Since it arrived on the market in 2016 for $16.75 million, 6sqft has admired this three-bedroom co-op in the iconic Dakota for its history as the (alleged) onetime home of the equally iconic Judy Garland as well as for its colorful makeover by trendy young designer Sasha Bikoff. Now the apartment, which was owned by the designer’s late mother, former pianist, ballerina, and Studio 54 denizen Jacqueline Bikoff, has reportedly entered contract at its recent asking price of $10 million, according to Mansion Global. Bikoff bought the elegant Upper West Side pad in 2010 for $13 million from renowned bridge players Roy Welland and Christal Henner.
Not all luxury living in 21st century downtown Manhattan is a glass-clad cliche, and this sprawling, light-filled Tribeca penthouse is proof. On the highest floors of a five-story 1920s building at 142 Duane Street, this is a triplex to be reckoned with at 7,200 square feet plus two private outdoor terraces. Part of what makes this $16.95 million condop (a co-op with less stringent condo-like rules) so special is a showstopping contemporary gut renovation by architecture firm Triarch in 2005, with natural wood paneling inspired by modernist architects like Jean Michel Frank, Adolf Loos and Bruno Paul.
Rendering of the Hunters Point South project, courtesy of NYCEDC
An eight-acre, 1.6 million-square-foot residential site next to Hunters Point South is for sale, a piece of land owned by a family for generations. According to the New York Post, the site could potentially bring in $480 million if targeted to market-rate condominiums since land in Long Island City sells for roughly $300 per square foot. The triangle-shaped plot of land found at 55-01 Second Street and bounded by 54th Avenue and Vernon Boulevard, sits on Newtown Creek, an estuary that forms part of the border between Brooklyn and Queens. The site might make the perfect spot for Amazon’s second headquarters as the tech giant seeks 500,000 square feet for their HQ2 by 2019.
Construction kicks off on Trinity Church’s Pelli Clarke Pelli-designed community center and office tower, Wed, October 18, 2017

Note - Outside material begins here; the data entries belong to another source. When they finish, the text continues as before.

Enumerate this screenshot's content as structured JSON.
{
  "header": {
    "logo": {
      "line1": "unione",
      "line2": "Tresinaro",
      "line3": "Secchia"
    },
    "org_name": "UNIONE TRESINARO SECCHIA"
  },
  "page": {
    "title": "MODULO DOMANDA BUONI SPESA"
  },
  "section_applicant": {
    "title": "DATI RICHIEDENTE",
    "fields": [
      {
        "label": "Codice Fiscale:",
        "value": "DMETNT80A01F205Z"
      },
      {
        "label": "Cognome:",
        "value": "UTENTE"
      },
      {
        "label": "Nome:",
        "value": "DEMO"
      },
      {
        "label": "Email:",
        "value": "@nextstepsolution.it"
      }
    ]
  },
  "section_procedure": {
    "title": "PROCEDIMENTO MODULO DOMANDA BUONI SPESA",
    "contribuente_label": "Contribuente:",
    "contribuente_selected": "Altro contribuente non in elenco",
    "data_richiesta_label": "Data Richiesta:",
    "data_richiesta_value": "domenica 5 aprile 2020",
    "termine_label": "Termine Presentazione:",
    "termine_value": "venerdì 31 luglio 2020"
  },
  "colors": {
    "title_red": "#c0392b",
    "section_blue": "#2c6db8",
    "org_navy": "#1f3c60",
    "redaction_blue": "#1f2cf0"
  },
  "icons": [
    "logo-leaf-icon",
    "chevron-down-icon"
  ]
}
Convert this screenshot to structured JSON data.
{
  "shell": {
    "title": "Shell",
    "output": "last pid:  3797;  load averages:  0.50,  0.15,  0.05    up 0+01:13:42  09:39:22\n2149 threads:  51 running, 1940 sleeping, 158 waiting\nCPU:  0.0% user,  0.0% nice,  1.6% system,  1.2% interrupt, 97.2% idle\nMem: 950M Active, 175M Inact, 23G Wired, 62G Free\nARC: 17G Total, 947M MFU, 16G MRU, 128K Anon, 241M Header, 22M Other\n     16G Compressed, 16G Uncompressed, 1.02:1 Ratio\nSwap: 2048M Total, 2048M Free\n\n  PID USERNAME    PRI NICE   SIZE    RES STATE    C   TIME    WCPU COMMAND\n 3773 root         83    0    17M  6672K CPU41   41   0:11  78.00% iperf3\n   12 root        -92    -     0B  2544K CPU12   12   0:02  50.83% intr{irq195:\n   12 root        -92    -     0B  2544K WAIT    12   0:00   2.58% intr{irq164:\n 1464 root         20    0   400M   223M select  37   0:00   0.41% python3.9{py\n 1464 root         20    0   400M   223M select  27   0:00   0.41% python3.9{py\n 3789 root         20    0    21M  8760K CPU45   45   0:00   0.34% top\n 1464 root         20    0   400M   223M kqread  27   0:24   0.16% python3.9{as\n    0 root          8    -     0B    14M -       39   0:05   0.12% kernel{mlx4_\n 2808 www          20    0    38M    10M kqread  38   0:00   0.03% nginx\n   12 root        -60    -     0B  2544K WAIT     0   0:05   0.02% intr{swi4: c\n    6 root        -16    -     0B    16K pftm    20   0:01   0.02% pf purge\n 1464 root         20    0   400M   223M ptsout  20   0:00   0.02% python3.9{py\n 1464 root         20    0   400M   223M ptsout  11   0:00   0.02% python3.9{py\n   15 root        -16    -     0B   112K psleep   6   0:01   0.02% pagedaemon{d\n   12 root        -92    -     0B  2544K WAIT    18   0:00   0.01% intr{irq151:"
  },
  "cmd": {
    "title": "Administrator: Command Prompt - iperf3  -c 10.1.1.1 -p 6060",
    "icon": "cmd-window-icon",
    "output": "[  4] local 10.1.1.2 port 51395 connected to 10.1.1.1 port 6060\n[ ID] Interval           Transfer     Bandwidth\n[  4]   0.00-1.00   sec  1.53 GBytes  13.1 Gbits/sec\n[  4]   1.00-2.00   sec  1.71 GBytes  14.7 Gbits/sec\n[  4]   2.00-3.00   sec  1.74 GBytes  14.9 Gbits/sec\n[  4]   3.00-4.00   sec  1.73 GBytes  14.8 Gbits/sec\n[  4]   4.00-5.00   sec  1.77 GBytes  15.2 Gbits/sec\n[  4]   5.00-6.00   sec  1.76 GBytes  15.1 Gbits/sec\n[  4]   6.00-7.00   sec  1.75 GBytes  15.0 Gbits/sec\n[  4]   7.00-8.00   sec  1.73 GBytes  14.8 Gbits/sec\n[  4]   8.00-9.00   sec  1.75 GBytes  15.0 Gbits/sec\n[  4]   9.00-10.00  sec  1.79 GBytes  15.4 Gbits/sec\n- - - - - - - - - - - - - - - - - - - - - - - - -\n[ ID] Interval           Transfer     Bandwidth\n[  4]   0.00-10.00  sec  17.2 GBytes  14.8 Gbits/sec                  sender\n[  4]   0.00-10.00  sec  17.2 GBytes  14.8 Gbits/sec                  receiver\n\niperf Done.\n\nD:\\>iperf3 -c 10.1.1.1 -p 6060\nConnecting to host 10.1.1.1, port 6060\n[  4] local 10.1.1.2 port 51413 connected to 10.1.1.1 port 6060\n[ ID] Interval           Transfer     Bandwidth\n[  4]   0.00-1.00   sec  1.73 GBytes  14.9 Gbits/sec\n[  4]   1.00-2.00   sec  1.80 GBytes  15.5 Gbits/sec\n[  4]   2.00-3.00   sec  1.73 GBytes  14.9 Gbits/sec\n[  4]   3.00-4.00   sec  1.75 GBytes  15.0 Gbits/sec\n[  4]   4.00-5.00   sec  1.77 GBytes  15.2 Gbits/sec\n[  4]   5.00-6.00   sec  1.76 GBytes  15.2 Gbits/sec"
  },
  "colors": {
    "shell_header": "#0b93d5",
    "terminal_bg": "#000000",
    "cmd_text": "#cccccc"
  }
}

One year ago, Trinity Church Wall Street revealed plans for a $300 million mixed-use tower designed by Pelli Clarke Pelli that would link to the historic Neo-Gothic church by a footbridge over Trinity Place. Earlier plans for luxury condos were squashed by the community, so Trinity decided instead to build an office tower and community space that will “allow the church to continue to shape the area and advocate for the community in the future,” as the Rector, Rev. Dr. William Lupfer, explained. And it looks like the future is now; according to CityRealty, the Department of Buildings approved plans for the 26-story building and construction is underway.